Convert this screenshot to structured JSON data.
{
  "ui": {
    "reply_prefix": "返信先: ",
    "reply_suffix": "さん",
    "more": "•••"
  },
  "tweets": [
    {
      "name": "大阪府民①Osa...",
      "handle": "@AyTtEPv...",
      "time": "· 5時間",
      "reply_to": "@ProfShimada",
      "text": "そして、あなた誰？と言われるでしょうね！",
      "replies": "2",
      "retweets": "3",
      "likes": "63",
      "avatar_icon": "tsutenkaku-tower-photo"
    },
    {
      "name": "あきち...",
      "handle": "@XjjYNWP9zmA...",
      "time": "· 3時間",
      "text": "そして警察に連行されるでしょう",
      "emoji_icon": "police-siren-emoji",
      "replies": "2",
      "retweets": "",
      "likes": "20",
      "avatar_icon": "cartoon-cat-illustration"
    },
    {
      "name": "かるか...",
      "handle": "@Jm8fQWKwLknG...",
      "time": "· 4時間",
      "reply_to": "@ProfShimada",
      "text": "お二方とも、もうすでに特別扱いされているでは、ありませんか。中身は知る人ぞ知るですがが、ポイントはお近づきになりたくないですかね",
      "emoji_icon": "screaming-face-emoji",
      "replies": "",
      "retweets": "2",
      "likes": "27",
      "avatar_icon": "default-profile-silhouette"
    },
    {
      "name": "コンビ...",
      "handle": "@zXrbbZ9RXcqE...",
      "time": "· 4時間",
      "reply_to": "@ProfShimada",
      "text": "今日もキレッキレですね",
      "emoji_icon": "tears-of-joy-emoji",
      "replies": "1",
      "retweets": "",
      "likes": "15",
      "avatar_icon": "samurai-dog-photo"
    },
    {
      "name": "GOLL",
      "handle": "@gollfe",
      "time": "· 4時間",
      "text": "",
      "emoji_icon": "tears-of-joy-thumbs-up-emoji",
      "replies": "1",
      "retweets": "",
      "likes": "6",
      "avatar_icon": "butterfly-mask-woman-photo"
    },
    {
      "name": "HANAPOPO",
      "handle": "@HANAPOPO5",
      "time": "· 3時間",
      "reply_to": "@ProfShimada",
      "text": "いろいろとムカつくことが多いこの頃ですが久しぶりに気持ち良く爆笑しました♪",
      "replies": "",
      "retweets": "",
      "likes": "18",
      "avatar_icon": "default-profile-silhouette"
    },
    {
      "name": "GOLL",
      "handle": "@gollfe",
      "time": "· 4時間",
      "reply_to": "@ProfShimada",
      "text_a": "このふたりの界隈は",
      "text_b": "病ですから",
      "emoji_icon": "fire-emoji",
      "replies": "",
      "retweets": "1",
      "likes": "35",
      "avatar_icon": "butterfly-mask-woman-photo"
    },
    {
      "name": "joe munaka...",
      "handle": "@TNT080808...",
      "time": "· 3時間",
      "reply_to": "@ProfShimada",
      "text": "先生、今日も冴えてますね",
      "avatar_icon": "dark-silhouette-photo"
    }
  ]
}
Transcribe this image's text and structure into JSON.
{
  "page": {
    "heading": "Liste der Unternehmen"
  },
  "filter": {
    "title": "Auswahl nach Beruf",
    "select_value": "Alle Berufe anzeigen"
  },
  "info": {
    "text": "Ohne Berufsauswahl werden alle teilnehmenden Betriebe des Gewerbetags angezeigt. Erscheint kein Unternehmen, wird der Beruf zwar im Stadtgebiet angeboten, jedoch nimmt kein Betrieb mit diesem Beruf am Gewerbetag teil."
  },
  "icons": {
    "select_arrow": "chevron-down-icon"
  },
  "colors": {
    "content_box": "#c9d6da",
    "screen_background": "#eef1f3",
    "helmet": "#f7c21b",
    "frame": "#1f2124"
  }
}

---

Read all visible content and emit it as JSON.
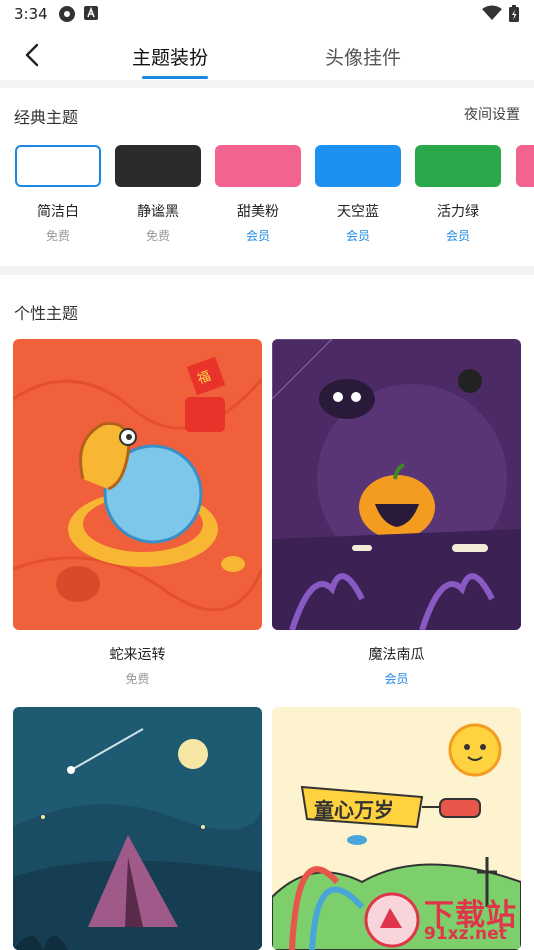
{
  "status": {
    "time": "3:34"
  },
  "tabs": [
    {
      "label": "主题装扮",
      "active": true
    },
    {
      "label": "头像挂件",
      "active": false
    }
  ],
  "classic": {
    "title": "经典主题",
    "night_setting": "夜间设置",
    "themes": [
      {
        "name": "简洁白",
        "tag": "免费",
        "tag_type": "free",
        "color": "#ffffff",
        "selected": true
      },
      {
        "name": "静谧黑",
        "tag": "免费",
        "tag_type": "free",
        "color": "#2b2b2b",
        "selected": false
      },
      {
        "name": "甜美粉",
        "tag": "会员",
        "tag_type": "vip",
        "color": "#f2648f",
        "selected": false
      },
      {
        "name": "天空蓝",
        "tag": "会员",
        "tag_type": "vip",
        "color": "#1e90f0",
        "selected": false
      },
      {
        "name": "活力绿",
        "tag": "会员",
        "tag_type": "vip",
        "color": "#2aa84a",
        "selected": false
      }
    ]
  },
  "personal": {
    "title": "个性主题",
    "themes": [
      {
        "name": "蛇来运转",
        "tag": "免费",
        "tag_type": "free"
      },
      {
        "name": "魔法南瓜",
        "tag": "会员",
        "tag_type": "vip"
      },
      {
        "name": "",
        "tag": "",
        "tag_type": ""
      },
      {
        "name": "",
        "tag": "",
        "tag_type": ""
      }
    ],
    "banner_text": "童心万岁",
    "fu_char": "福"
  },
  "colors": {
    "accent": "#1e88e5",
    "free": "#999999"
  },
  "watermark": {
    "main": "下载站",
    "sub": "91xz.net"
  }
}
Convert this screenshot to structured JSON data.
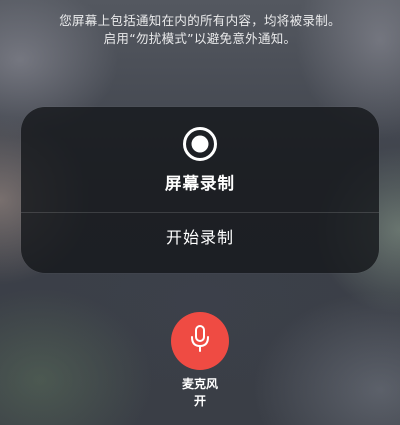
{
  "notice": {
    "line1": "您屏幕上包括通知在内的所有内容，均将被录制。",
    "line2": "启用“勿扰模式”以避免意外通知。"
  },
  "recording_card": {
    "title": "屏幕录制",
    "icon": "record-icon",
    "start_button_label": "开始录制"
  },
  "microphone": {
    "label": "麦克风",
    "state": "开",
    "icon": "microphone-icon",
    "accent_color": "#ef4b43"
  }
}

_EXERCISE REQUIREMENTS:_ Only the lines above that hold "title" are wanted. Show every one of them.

_SOLVED PROBLEM:_
    "title": "Auswahl nach Beruf",
    "title": "经典主题",
    "title": "个性主题",
    "title": "屏幕录制",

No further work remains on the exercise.